Page and application data records:
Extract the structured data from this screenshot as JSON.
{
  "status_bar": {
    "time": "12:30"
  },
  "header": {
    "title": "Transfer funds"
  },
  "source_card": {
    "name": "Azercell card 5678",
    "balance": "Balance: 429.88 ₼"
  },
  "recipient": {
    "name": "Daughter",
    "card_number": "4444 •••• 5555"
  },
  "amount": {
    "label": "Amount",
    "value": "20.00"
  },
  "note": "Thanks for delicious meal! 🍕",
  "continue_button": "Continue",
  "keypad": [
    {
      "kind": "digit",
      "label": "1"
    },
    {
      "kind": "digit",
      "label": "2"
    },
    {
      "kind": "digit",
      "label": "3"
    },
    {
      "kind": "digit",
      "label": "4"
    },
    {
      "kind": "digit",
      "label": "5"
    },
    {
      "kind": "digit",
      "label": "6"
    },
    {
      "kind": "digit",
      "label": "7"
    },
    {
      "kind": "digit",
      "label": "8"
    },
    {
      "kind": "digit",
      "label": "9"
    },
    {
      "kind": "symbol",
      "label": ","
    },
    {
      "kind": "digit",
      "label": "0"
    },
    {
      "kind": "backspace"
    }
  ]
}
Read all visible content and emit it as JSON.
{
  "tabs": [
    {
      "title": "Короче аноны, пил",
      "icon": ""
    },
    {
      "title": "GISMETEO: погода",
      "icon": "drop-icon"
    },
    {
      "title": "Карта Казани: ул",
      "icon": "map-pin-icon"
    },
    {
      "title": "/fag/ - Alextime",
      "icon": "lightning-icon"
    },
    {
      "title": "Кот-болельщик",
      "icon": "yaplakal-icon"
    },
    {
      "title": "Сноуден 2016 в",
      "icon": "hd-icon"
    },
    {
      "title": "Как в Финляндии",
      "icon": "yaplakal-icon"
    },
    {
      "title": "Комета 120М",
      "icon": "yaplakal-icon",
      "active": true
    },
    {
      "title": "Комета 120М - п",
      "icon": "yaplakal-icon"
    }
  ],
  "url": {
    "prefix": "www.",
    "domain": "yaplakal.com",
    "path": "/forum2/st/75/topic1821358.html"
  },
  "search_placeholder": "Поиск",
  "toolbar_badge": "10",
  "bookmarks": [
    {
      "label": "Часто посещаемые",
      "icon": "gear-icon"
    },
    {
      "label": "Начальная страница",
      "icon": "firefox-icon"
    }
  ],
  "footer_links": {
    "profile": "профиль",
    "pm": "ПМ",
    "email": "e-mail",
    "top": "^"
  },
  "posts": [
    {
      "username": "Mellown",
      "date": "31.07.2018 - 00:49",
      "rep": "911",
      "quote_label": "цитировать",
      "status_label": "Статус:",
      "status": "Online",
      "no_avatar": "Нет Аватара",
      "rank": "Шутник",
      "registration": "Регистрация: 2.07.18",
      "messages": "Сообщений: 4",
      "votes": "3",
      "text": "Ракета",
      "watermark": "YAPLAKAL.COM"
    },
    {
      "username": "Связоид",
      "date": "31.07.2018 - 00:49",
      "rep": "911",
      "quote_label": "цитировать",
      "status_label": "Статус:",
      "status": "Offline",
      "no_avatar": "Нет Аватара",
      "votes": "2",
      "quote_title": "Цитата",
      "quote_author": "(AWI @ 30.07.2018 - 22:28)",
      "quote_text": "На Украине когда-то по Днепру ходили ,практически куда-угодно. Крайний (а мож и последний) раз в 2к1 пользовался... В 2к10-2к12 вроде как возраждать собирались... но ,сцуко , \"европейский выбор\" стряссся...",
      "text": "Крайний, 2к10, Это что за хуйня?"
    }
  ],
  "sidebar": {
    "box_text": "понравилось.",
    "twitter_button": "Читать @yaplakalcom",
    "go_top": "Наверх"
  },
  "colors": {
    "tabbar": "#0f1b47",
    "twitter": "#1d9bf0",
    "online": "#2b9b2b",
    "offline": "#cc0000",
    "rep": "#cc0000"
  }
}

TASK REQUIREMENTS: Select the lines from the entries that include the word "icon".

COMPLETED TASK:
      "icon": ""
      "icon": "drop-icon"
      "icon": "map-pin-icon"
      "icon": "lightning-icon"
      "icon": "yaplakal-icon"
      "icon": "hd-icon"
      "icon": "yaplakal-icon"
      "icon": "yaplakal-icon",
      "icon": "yaplakal-icon"
      "icon": "gear-icon"
      "icon": "firefox-icon"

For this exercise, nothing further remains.